How Modi government managed to solve the GST puzzle
April, 03rd 2017
Pundits are unanimous that GST is a game changer. But the process that led to untying the GST knot was a game changer too. It involved mature political leadership that kept the big picture front and centre regardless of the politics of the day as well as some deft political and administrative negotiations that smoothed over many divisions of a fractious federal system.
Prime Minister Narendra Modi led the process, taking big calls, and finance minister Arun Jaitley was the key interlocutor with several demanding stakeholders.
ET spoke to several officials for this story. They all spoke on the condition of anonymity.
A defining example of the Modi government’s political maturity, the commitment to GST came when the PM reached out to Congress leadership just a month after BJP’s loss in Bihar. The PM, the FM and parliamentary affairs minister Venkaiah Naidu had a meeting with former PM Manmohan Singh and Congress President Sonia Gandhi. This was totally different from politics as usual approach, officials said, and that meeting set the tone for further progress.
The PM’s message was that the country needs the reform and the FM explained to the Congress leadership why some of the latter’s positions, like capping tax rate at 18% in the GST statute, had to be reconsidered. The FM had told Singh and Gandhi that a poor GST was not an option but that Congress’ other demands will be addressed.
From then on, there were many knots to untangle and questions to answer, but the government leadership’s message remained consistent– GST was too big a reform to fail, it was uniting the country in a fundamental way, every stakeholder would be listened to, never mind his or her politics, and that there is a deadline for its rollout but it won’t be rushed through without clearing the doubts.
At Cabinet meetings, the PM kept on saying GST was more than a tax reform and exemplified India’s “unity in diversity”, officials said, and he had asked that communications on GST be kept a top priority throughout.
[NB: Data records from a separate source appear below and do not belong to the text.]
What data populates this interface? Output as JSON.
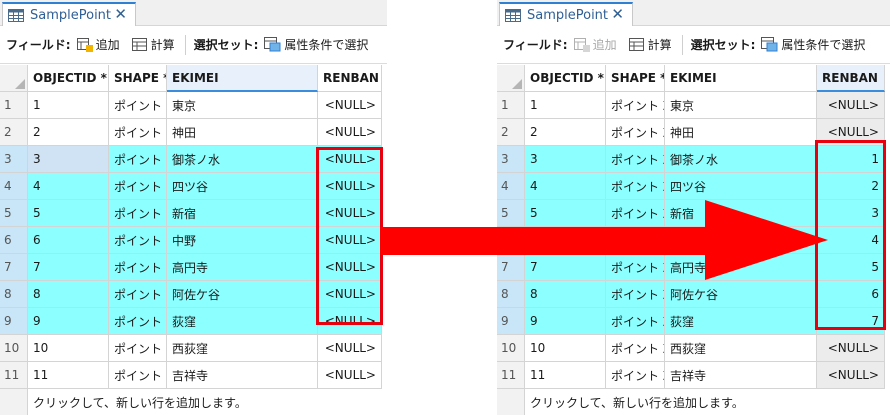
{
  "tab": {
    "title": "SamplePoint",
    "close": "✕"
  },
  "toolbar": {
    "field_label": "フィールド:",
    "add_label": "追加",
    "calc_label": "計算",
    "selset_label": "選択セット:",
    "attr_select_label": "属性条件で選択"
  },
  "columns": {
    "objectid": "OBJECTID *",
    "shape": "SHAPE *",
    "ekimei": "EKIMEI",
    "renban": "RENBAN"
  },
  "footer_text": "クリックして、新しい行を追加します。",
  "left_rows": [
    {
      "rn": "1",
      "objectid": "1",
      "shape": "ポイント Z",
      "ekimei": "東京",
      "renban": "<NULL>"
    },
    {
      "rn": "2",
      "objectid": "2",
      "shape": "ポイント Z",
      "ekimei": "神田",
      "renban": "<NULL>"
    },
    {
      "rn": "3",
      "objectid": "3",
      "shape": "ポイント Z",
      "ekimei": "御茶ノ水",
      "renban": "<NULL>"
    },
    {
      "rn": "4",
      "objectid": "4",
      "shape": "ポイント Z",
      "ekimei": "四ツ谷",
      "renban": "<NULL>"
    },
    {
      "rn": "5",
      "objectid": "5",
      "shape": "ポイント Z",
      "ekimei": "新宿",
      "renban": "<NULL>"
    },
    {
      "rn": "6",
      "objectid": "6",
      "shape": "ポイント Z",
      "ekimei": "中野",
      "renban": "<NULL>"
    },
    {
      "rn": "7",
      "objectid": "7",
      "shape": "ポイント Z",
      "ekimei": "高円寺",
      "renban": "<NULL>"
    },
    {
      "rn": "8",
      "objectid": "8",
      "shape": "ポイント Z",
      "ekimei": "阿佐ケ谷",
      "renban": "<NULL>"
    },
    {
      "rn": "9",
      "objectid": "9",
      "shape": "ポイント Z",
      "ekimei": "荻窪",
      "renban": "<NULL>"
    },
    {
      "rn": "10",
      "objectid": "10",
      "shape": "ポイント Z",
      "ekimei": "西荻窪",
      "renban": "<NULL>"
    },
    {
      "rn": "11",
      "objectid": "11",
      "shape": "ポイント Z",
      "ekimei": "吉祥寺",
      "renban": "<NULL>"
    }
  ],
  "right_rows": [
    {
      "rn": "1",
      "objectid": "1",
      "shape": "ポイント Z",
      "ekimei": "東京",
      "renban": "<NULL>"
    },
    {
      "rn": "2",
      "objectid": "2",
      "shape": "ポイント Z",
      "ekimei": "神田",
      "renban": "<NULL>"
    },
    {
      "rn": "3",
      "objectid": "3",
      "shape": "ポイント Z",
      "ekimei": "御茶ノ水",
      "renban": "1"
    },
    {
      "rn": "4",
      "objectid": "4",
      "shape": "ポイント Z",
      "ekimei": "四ツ谷",
      "renban": "2"
    },
    {
      "rn": "5",
      "objectid": "5",
      "shape": "ポイント Z",
      "ekimei": "新宿",
      "renban": "3"
    },
    {
      "rn": "",
      "objectid": "",
      "shape": "",
      "ekimei": "",
      "renban": "4"
    },
    {
      "rn": "7",
      "objectid": "7",
      "shape": "ポイント Z",
      "ekimei": "高円寺",
      "renban": "5"
    },
    {
      "rn": "8",
      "objectid": "8",
      "shape": "ポイント Z",
      "ekimei": "阿佐ケ谷",
      "renban": "6"
    },
    {
      "rn": "9",
      "objectid": "9",
      "shape": "ポイント Z",
      "ekimei": "荻窪",
      "renban": "7"
    },
    {
      "rn": "10",
      "objectid": "10",
      "shape": "ポイント Z",
      "ekimei": "西荻窪",
      "renban": "<NULL>"
    },
    {
      "rn": "11",
      "objectid": "11",
      "shape": "ポイント Z",
      "ekimei": "吉祥寺",
      "renban": "<NULL>"
    }
  ],
  "colors": {
    "selected_row": "#8cffff",
    "highlight": "#e8000f",
    "tab_accent": "#2f7fd3"
  }
}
The FM, on his part, made sure political rivalries didn’t come in the way of smart negotiations. When Delhi finance minister and Aam Aadmi Party leader Manish Sisodia made a suggestion on real estate under GST, the FM led efforts in the GST Council that decided that it can be under the new tax regime after it’s rolled out for some time. That AAP has harangued BJP or targeted both the PM and the FM personally didn’t matter.
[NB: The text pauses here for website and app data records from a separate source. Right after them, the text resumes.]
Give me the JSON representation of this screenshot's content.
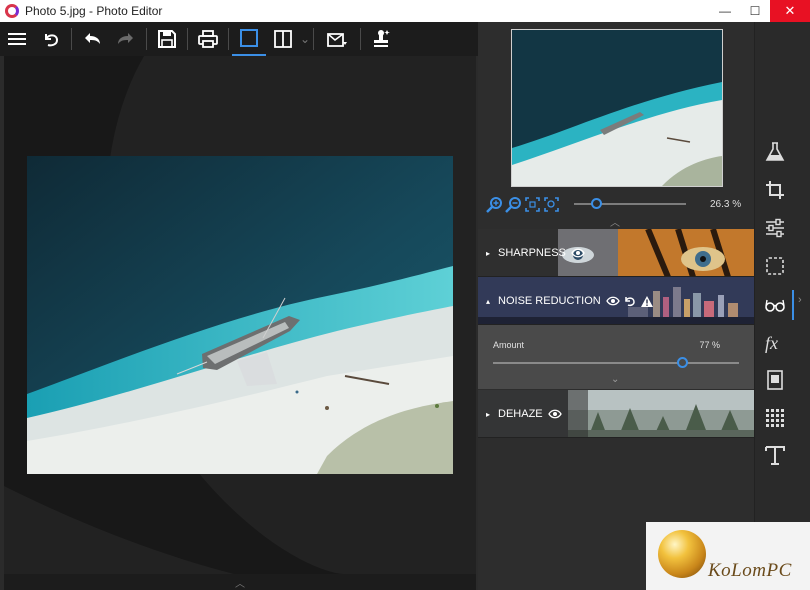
{
  "window": {
    "title": "Photo 5.jpg - Photo Editor",
    "controls": {
      "minimize": "—",
      "maximize": "☐",
      "close": "✕"
    }
  },
  "toolbar": {
    "buttons": [
      {
        "name": "menu",
        "icon": "hamburger-icon"
      },
      {
        "name": "undo-all",
        "icon": "revert-icon"
      },
      {
        "name": "undo",
        "icon": "undo-arrow-icon"
      },
      {
        "name": "redo",
        "icon": "redo-arrow-icon",
        "disabled": true
      },
      {
        "name": "save",
        "icon": "floppy-disk-icon"
      },
      {
        "name": "print",
        "icon": "printer-icon"
      },
      {
        "name": "single-view",
        "icon": "single-pane-icon",
        "active": true
      },
      {
        "name": "split-view",
        "icon": "split-pane-icon"
      },
      {
        "name": "share",
        "icon": "share-icon"
      },
      {
        "name": "stamp",
        "icon": "stamp-icon"
      }
    ],
    "dropdown_glyph": "⌄"
  },
  "canvas": {
    "collapse_glyph": "︿"
  },
  "navigator": {
    "zoom_value": "26.3 %",
    "zoom_fraction": 0.2,
    "collapse_glyph": "︿"
  },
  "adjustments": {
    "sharpness": {
      "label": "SHARPNESS",
      "expanded": false
    },
    "noise_reduction": {
      "label": "NOISE REDUCTION",
      "expanded": true,
      "amount_label": "Amount",
      "amount_value": "77 %",
      "amount_fraction": 0.77
    },
    "dehaze": {
      "label": "DEHAZE",
      "expanded": false
    },
    "expand_glyph": "▸",
    "collapse_glyph": "▴",
    "chevron_glyph": "⌄"
  },
  "side_tools": [
    {
      "name": "effects-flask",
      "icon": "flask-icon"
    },
    {
      "name": "crop",
      "icon": "crop-icon"
    },
    {
      "name": "adjust",
      "icon": "sliders-icon"
    },
    {
      "name": "selection",
      "icon": "selection-icon"
    },
    {
      "name": "details",
      "icon": "glasses-icon",
      "active": true
    },
    {
      "name": "fx",
      "icon": "fx-icon"
    },
    {
      "name": "frames",
      "icon": "frame-icon"
    },
    {
      "name": "texture",
      "icon": "texture-icon"
    },
    {
      "name": "text",
      "icon": "text-icon"
    }
  ],
  "side_collapse_glyph": "›",
  "watermark": {
    "text": "KoLomPC"
  },
  "colors": {
    "accent": "#3b8fe6",
    "panel": "#2d2d2d",
    "toolbar": "#1c1c1c",
    "warning": "#ffffff"
  }
}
STRESS ON CONSENSUS Again, when the second of the 12 meetings of the GST Council showed emerging signs of political acrimony and by the third meeting, disputes were being openly aired, the government leadership decided that the only way forward was seeking consensus and encouraging everyone to offer solutions. When GST negotiations seemed to be getting stuck over details of tax administration, the Centre demonstrated it had no intention of cornering states, an official said. That’s why, he said, contentious issues like the threshold limit for taxation could be resolved.
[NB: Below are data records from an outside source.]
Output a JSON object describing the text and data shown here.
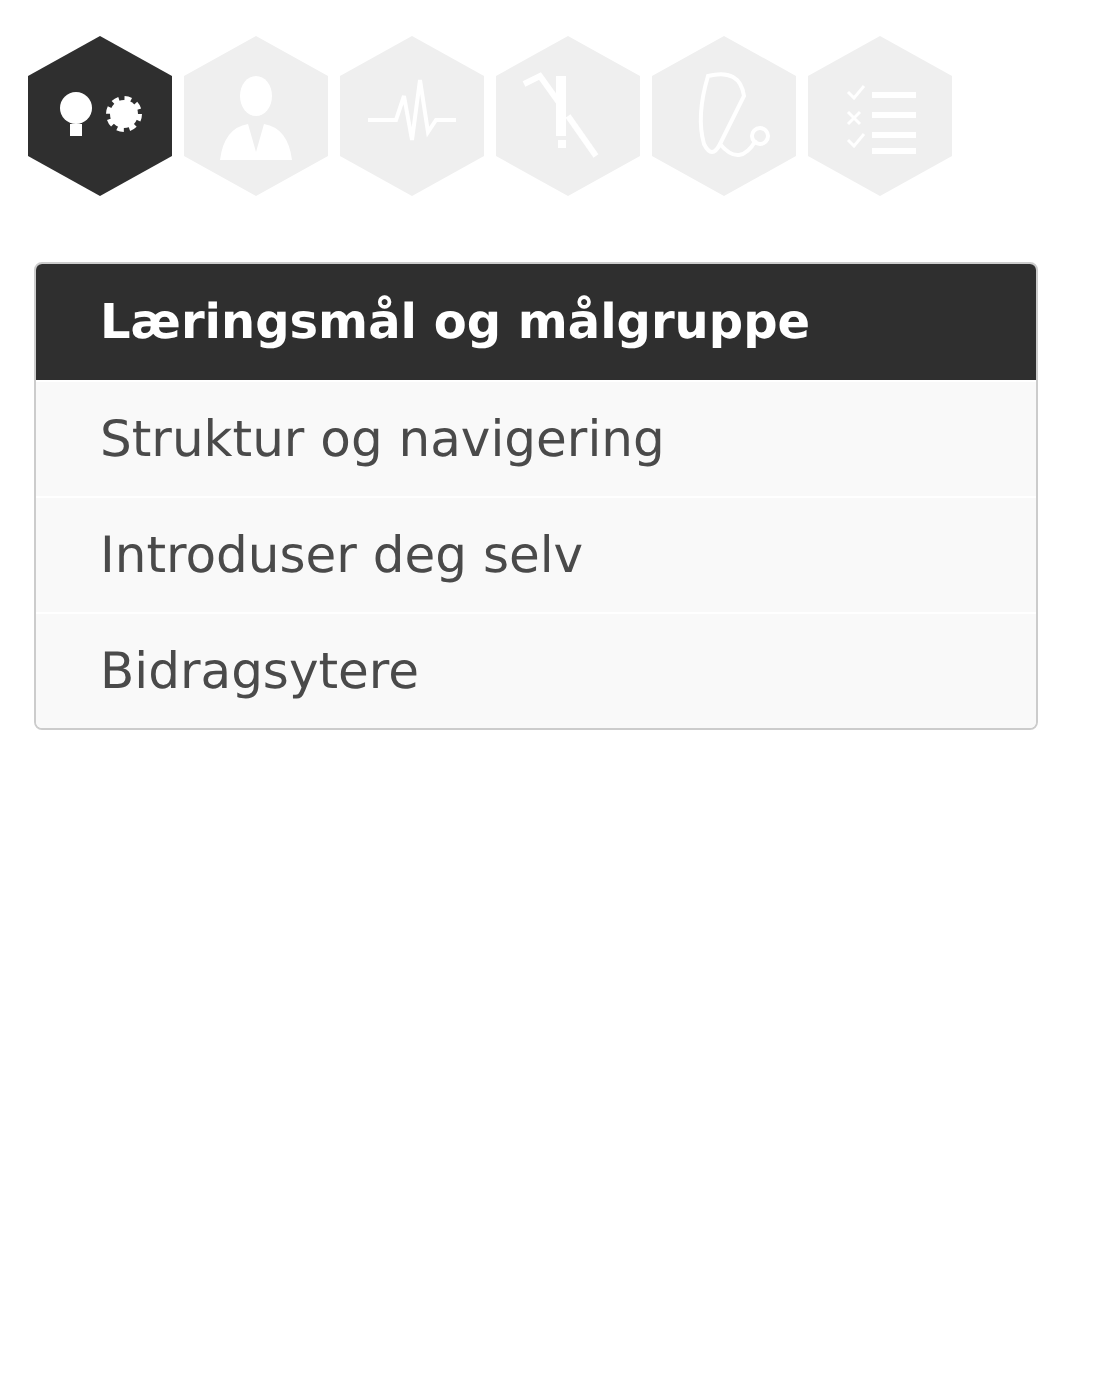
{
  "tabs": [
    {
      "kind": "ideas",
      "selected": true
    },
    {
      "kind": "person",
      "selected": false
    },
    {
      "kind": "pulse",
      "selected": false
    },
    {
      "kind": "tools",
      "selected": false
    },
    {
      "kind": "stethoscope",
      "selected": false
    },
    {
      "kind": "checklist",
      "selected": false
    }
  ],
  "menu": [
    {
      "label": "Læringsmål og målgruppe",
      "selected": true
    },
    {
      "label": "Struktur og navigering",
      "selected": false
    },
    {
      "label": "Introduser deg selv",
      "selected": false
    },
    {
      "label": "Bidragsytere",
      "selected": false
    }
  ]
}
There was also some deft political footwork involved. Just as the PM reached out to Congress after BJP’s Bihar loss, despite Congress leadership’s displays of aggression, the leadership also kept channels open with Bihar chief minister Nitish Kumar. After BJP’s win in Assam over Congress, further efforts were made to reach out to key Opposition leaders. The FM reached out to CPM's Sitaram Yechury, SP's Ram Gopal Yadav, TMC's Derek O'Brien, BJD's Dilip Turkey, NCP's Praful Patel, alongside engaging afresh with Congress point-persons.
At one GST meeting, an Opposition state-level minister wanted to include a note of dissent. The FM later agreed to this, understanding the minister’s political compulsion.
TEAM WORK One official familiar with the PMO’s active involvement in the process said the message was to work at top speed while maintaining high quality. Over the last eight months, hundreds of officials worked in small groups and solved difficult questions of both producing and consuming states.
“It took us several months and many informal discussions to reach a consensus on how the final draft should look like," a top official of the government said.
Senior officials said credit must go to teams of officials who worked on weekends and holidays and were ready with options before the ministers met. For example, the 11th meeting of the GST Council that was to go on for 2 days ended in 2 hours because officials had done most of the work on sorting out issues.
Officials said it’s thanks to this broad approach, an administrative version of the PM’s ‘sabka saath, sabka vikas’ motto, as one official put it, that the GST framework is ready three months before the July 1 deadline.
Now, the PM’s focus is on communication, officials said, and the government have received detailed suggestions on how to take the message on GST to all public stakeholders.